But how do you create products for this new paradigm? While most of us know how to design desktop and web applications, what do you need to know to design for interactive gestures?
This introduction to designing gestural interfaces will cover the basics: usability and ergonomics; a brief history of the technology; some elemental patterns of use; prototyping and documenting; and how to communicate that a gestural interface is present to users.
Dan Saffer is an experience design director for Adaptive Path. Millions of people worldwide use the products he’s designed every day. An international speaker and author, his writing on design has appeared in BusinessWeek and many online publications, while his acclaimed book Designing for Interaction: Creating Smart Applications and Clever Devices has been called “a bookshelf must-have for anyone thinking of creating new designs” and has been translated into several languages.

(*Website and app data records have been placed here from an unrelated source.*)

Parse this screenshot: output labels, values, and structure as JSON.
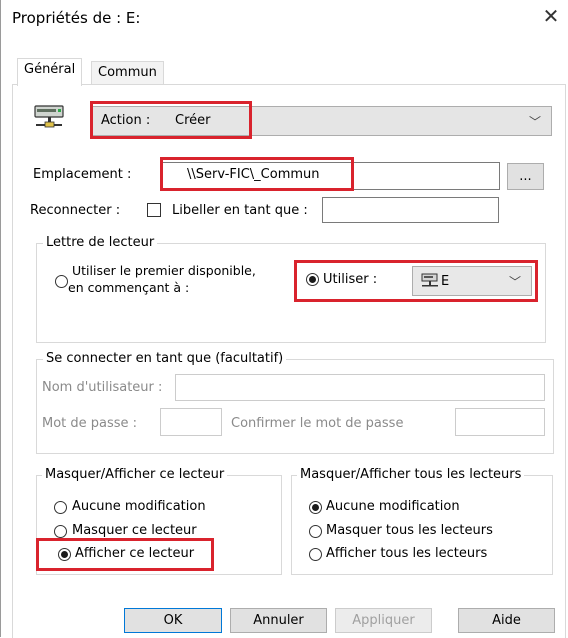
{
  "window": {
    "title": "Propriétés de : E:"
  },
  "tabs": [
    {
      "label": "Général"
    },
    {
      "label": "Commun"
    }
  ],
  "action": {
    "label": "Action :",
    "value": "Créer"
  },
  "location": {
    "label": "Emplacement :",
    "value": "\\\\Serv-FIC\\_Commun",
    "browse": "..."
  },
  "reconnect": {
    "label": "Reconnecter :",
    "checked": false,
    "libel_label": "Libeller en tant que :",
    "libel_value": ""
  },
  "drive_letter": {
    "title": "Lettre de lecteur",
    "first_available_line1": "Utiliser le premier disponible,",
    "first_available_line2": "en commençant à :",
    "use_label": "Utiliser :",
    "use_value": "E"
  },
  "connect_as": {
    "title": "Se connecter en tant que (facultatif)",
    "username_label": "Nom d'utilisateur :",
    "password_label": "Mot de passe :",
    "confirm_label": "Confirmer le mot de passe"
  },
  "hide_show_this": {
    "title": "Masquer/Afficher ce lecteur",
    "options": [
      "Aucune modification",
      "Masquer ce lecteur",
      "Afficher ce lecteur"
    ],
    "selected": 2
  },
  "hide_show_all": {
    "title": "Masquer/Afficher tous les lecteurs",
    "options": [
      "Aucune modification",
      "Masquer tous les lecteurs",
      "Afficher tous les lecteurs"
    ],
    "selected": 0
  },
  "buttons": {
    "ok": "OK",
    "cancel": "Annuler",
    "apply": "Appliquer",
    "help": "Aide"
  },
  "colors": {
    "highlight": "#d9232d",
    "default_button": "#0078d7"
  },
  "icons": {
    "close": "close-icon",
    "drive": "network-drive-icon",
    "dropdown": "chevron-down-icon"
  }
}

His new book Interactive Gestures: Designing Gestural Interfaces will be published by O’Reilly in Fall 2008.
Dan is a member of the Industrial Designers Society of America (IDSA) and the Interaction Design Association (IxDA). He received his Master of Design in Interaction Design from Carnegie Mellon University.